Within the records, find every line that includes the word "this" and copy it.

[Opening EXERCISE DATA section]

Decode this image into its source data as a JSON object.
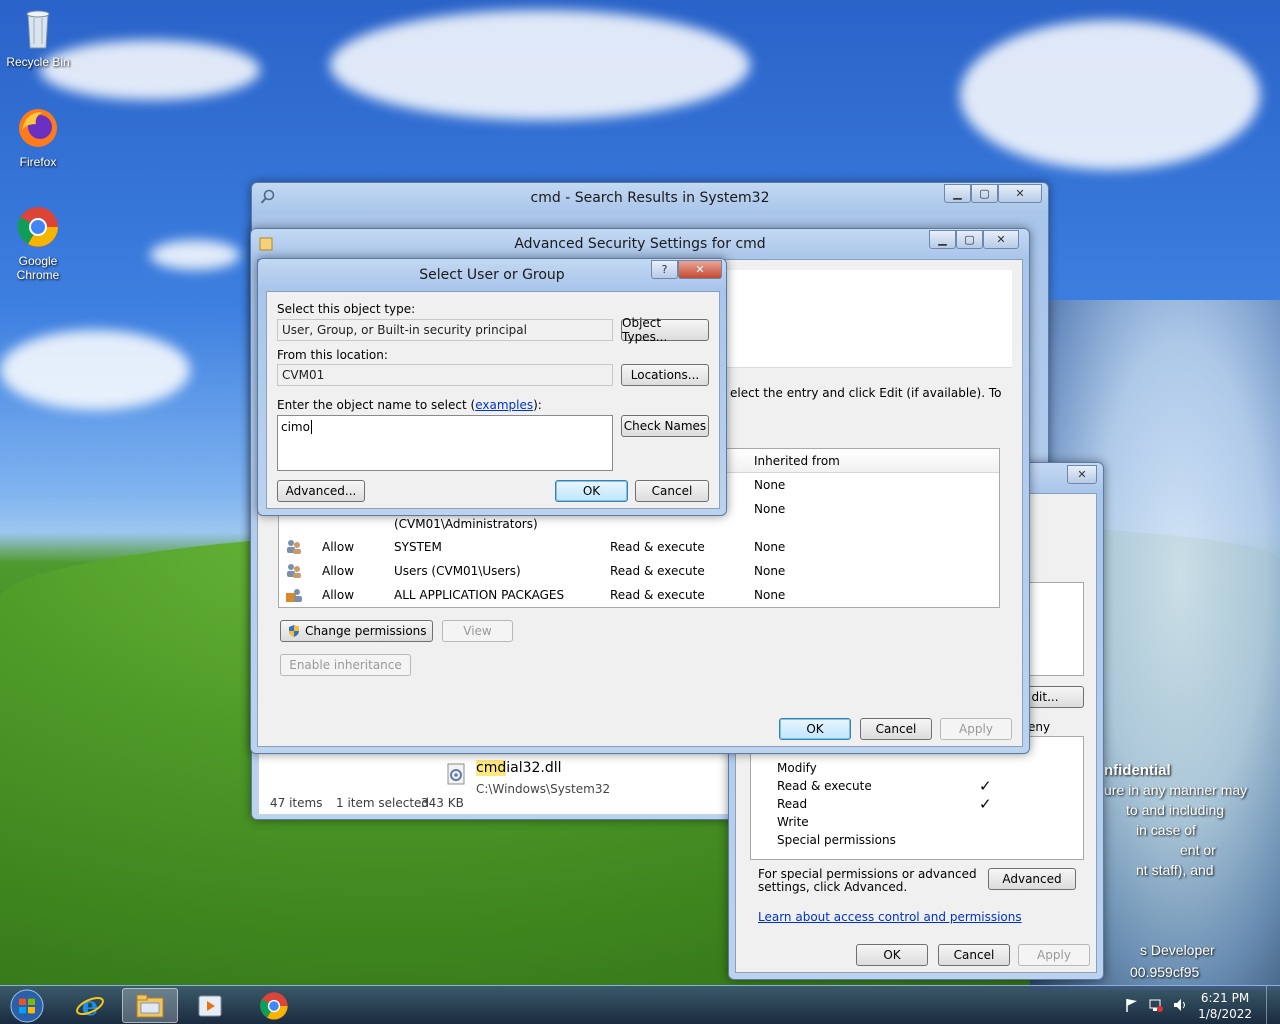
{
  "desktop": {
    "icons": [
      {
        "label": "Recycle Bin"
      },
      {
        "label": "Firefox"
      },
      {
        "label": "Google Chrome"
      }
    ],
    "wallpaper_text": {
      "line1": "nfidential",
      "line2": "ure in any manner may",
      "line3": "to and including",
      "line4": "in case of",
      "line5": "ent or",
      "line6": "nt staff), and",
      "line7": "s Developer",
      "line8": "00.959cf95"
    }
  },
  "explorer": {
    "title": "cmd - Search Results in System32",
    "file_name": "cmdial32.dll",
    "file_name_highlight": "cmd",
    "file_name_rest": "ial32.dll",
    "file_path": "C:\\Windows\\System32",
    "status_items": "47 items",
    "status_selected": "1 item selected",
    "status_size": "343 KB"
  },
  "advanced_security": {
    "title": "Advanced Security Settings for cmd",
    "instruction_fragment": "elect the entry and click Edit (if available). To",
    "col_inherited": "Inherited from",
    "rows": [
      {
        "type": "",
        "principal": "",
        "access": "",
        "inherited": "None"
      },
      {
        "type": "",
        "principal": "(CVM01\\Administrators)",
        "access": "",
        "inherited": "None"
      },
      {
        "type": "Allow",
        "principal": "SYSTEM",
        "access": "Read & execute",
        "inherited": "None"
      },
      {
        "type": "Allow",
        "principal": "Users (CVM01\\Users)",
        "access": "Read & execute",
        "inherited": "None"
      },
      {
        "type": "Allow",
        "principal": "ALL APPLICATION PACKAGES",
        "access": "Read & execute",
        "inherited": "None"
      }
    ],
    "change_permissions": "Change permissions",
    "view": "View",
    "enable_inheritance": "Enable inheritance",
    "ok": "OK",
    "cancel": "Cancel",
    "apply": "Apply"
  },
  "properties": {
    "edit_fragment": "dit...",
    "deny_fragment": "eny",
    "perms": [
      {
        "name": "Modify",
        "allow": ""
      },
      {
        "name": "Read & execute",
        "allow": "✓"
      },
      {
        "name": "Read",
        "allow": "✓"
      },
      {
        "name": "Write",
        "allow": ""
      },
      {
        "name": "Special permissions",
        "allow": ""
      }
    ],
    "special_note": "For special permissions or advanced settings, click Advanced.",
    "advanced": "Advanced",
    "learn_link": "Learn about access control and permissions",
    "ok": "OK",
    "cancel": "Cancel",
    "apply": "Apply"
  },
  "select_dialog": {
    "title": "Select User or Group",
    "help": "?",
    "object_type_label": "Select this object type:",
    "object_type_value": "User, Group, or Built-in security principal",
    "object_types_btn": "Object Types...",
    "location_label": "From this location:",
    "location_value": "CVM01",
    "locations_btn": "Locations...",
    "enter_label": "Enter the object name to select (",
    "examples_link": "examples",
    "enter_label_end": "):",
    "object_name_value": "cimo",
    "check_names_btn": "Check Names",
    "advanced_btn": "Advanced...",
    "ok": "OK",
    "cancel": "Cancel"
  },
  "taskbar": {
    "time": "6:21 PM",
    "date": "1/8/2022"
  }
}
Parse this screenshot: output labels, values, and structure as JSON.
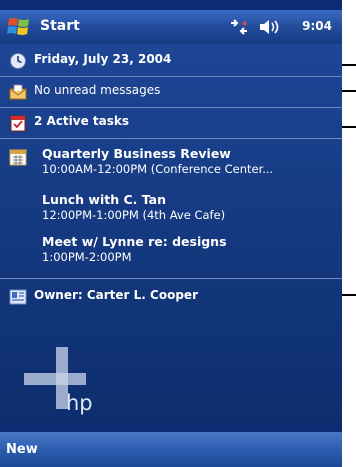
{
  "taskbar": {
    "start_label": "Start",
    "time": "9:04"
  },
  "date": {
    "label": "Friday, July 23, 2004"
  },
  "messages": {
    "label": "No unread messages"
  },
  "tasks": {
    "label": "2 Active tasks"
  },
  "calendar": {
    "appointments": [
      {
        "title": "Quarterly Business Review",
        "details": "10:00AM-12:00PM (Conference Center..."
      },
      {
        "title": "Lunch with C. Tan",
        "details": "12:00PM-1:00PM (4th Ave Cafe)"
      },
      {
        "title": "Meet w/ Lynne re: designs",
        "details": "1:00PM-2:00PM"
      }
    ]
  },
  "owner": {
    "label": "Owner: Carter L. Cooper"
  },
  "brand": {
    "hp": "hp"
  },
  "menu": {
    "new_label": "New"
  }
}
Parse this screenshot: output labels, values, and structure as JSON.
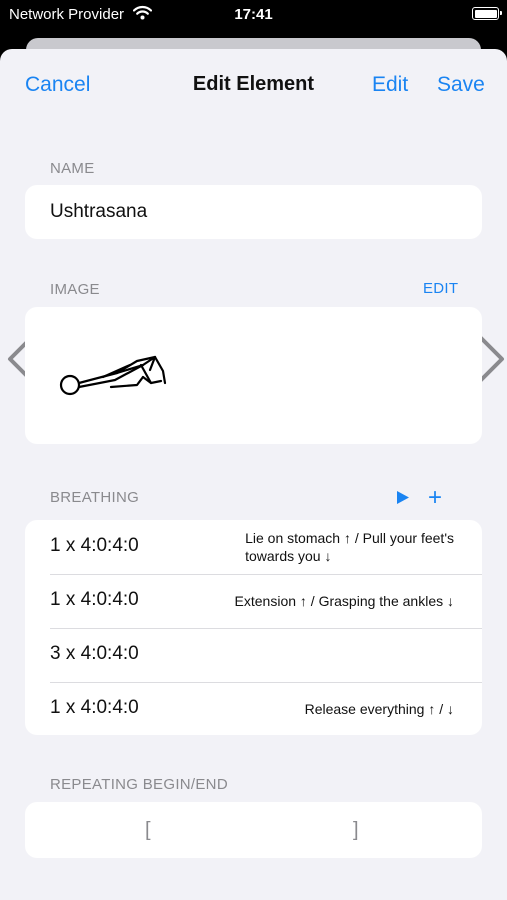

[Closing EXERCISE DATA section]

> RESPONSE TO THE EXERCISE
Decode this image into its source data as a JSON object.
    "object_type_label": "Select this object type:",
    "location_label": "From this location:",
Parse this screenshot: output labels, values, and structure as JSON.
Parse this screenshot: output labels, values, and structure as JSON.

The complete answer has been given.